Morale Improving

Morale in the Boulder office had been low for some time, observers said, but the acquisition has actually improved workers' outlook.

“There was quite a bit of a disgruntled attitude prior to the acquisition, and there was a period of time when nobody really knew what was going on,” said Dusza, citing the Federal Trade Commission's effort to block the merger. “It seemed to be getting worse and worse. Now it seems that Whole Foods has done a really good job of incorporating those people into their corporate culture, and they have got them on a very positive track.”

Many of Wild Oats' category managers and buyers have found jobs with local suppliers, he said, and a few have left the city to take jobs with Henry's and Sun Harvest, the chains formerly owned by Wild Oats that were acquired by Los Angles-based Smart & Final last year.

Wodell of Austin-Michael said some of the Whole Foods executives — including some in IT posts — were offered positions at Whole Foods' headquarters in Austin, Texas. Some others were reportedly kept on retainer in Boulder until last month to smooth the transition.

Efforts to contact Whole Foods for comment were not successful.

Whole Foods has taken over Wild Oats' former headquarters space as one of its 11 regional headquarters, although it is running the division with fewer personnel than Wild Oats had and is leasing out part of the space.

Jose Tamez, managing partner in the Denver office of Austin-Michael, said many of the former Whole Foods executives are too attached to the Boulder lifestyle to leave.

“With the segment growing so much and with increasing emphasis in [organic and natural products] by mainstream stores, people with that type of background are going to be pretty attractive to a lot of different companies,” he said. “The biggest challenge for them is not going to be their intellect — it is that they don't want to leave Boulder.”

Tamez said changes in the acquired Wild Oats stores can already be seen in the fresh departments, which he said now seem to offer better product and more variety, and in the increased level of service staff at the stores.

Dusza of Organic Food Brokers also noted that Whole Foods has been “very, very supportive” of some local vendors, although others will lose business in the transition.

“We think in the long run, the manufacturers we represent are going to win,” he added.

Decentralizing Wild Oats

In recent earnings conference calls with analysts, Whole Foods said it has been very methodical in its takeover of Wild Oats' operations.

“Wild Oats was a highly centralized company,” John Mackey, chairman and chief executive officer, Whole Foods, said in an earnings call in February. “Thus, we have taken a cautious approach to unplugging the stores from Boulder.”

He added that Whole Foods' regional managers have “done a great job of establishing trust and creating a connection” with former Wild Oats employees.
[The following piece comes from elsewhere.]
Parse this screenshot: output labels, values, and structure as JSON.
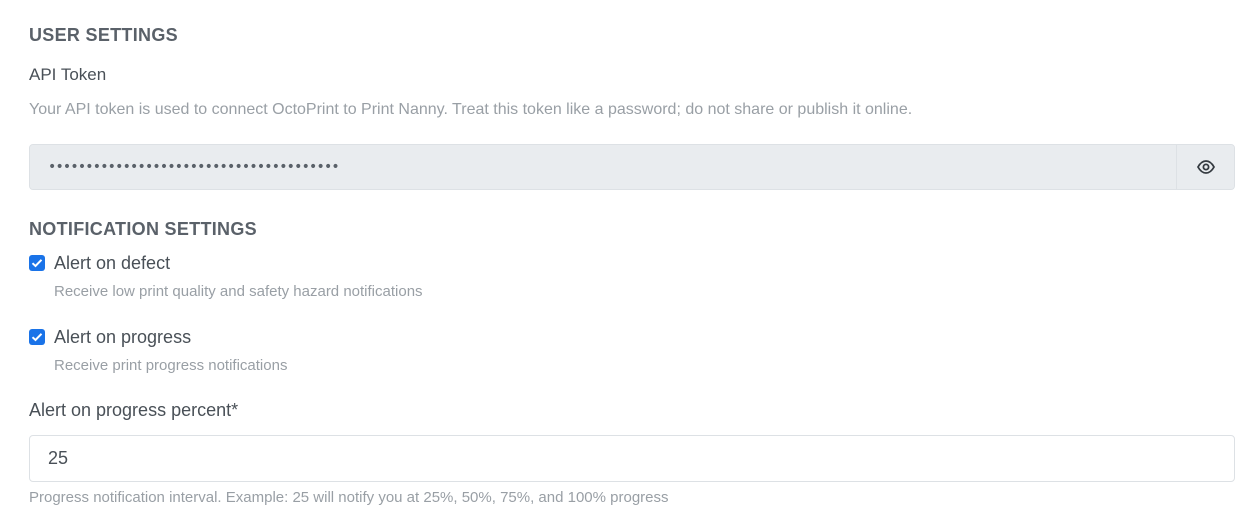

“This has resulted in very high morale within the stores, to a degree above what we have experienced relative to any of our past mergers,” Mackey said.

The company said it had converted 46 of the remaining 62 Wild Oats stores to Whole Foods' purchasing and information systems, and that it expects to complete the conversion of the rest of the stores within the coming weeks.

The company had changed nine of the stores to the Whole Foods banner by February, and said it expected to convert most of the remaining stores in the chain to Wild Oats by the end of the year. Stores converted so far include Glendale and Superior, Colo.; West Hartford and Westport, Conn.; Hinsdale, Ill.; Park City, Utah; Raintree, Ariz.; Long Beach, Calif.; and Andover, Mass.

“We are excited about the notable improvements we are seeing in the year-over-year sales increases following the rebranding,” Mackey said. “In just 25 weeks, our integration has gone faster, further and deeper than in any of our prior mergers, and we feel very positive about the results we have seen so far.”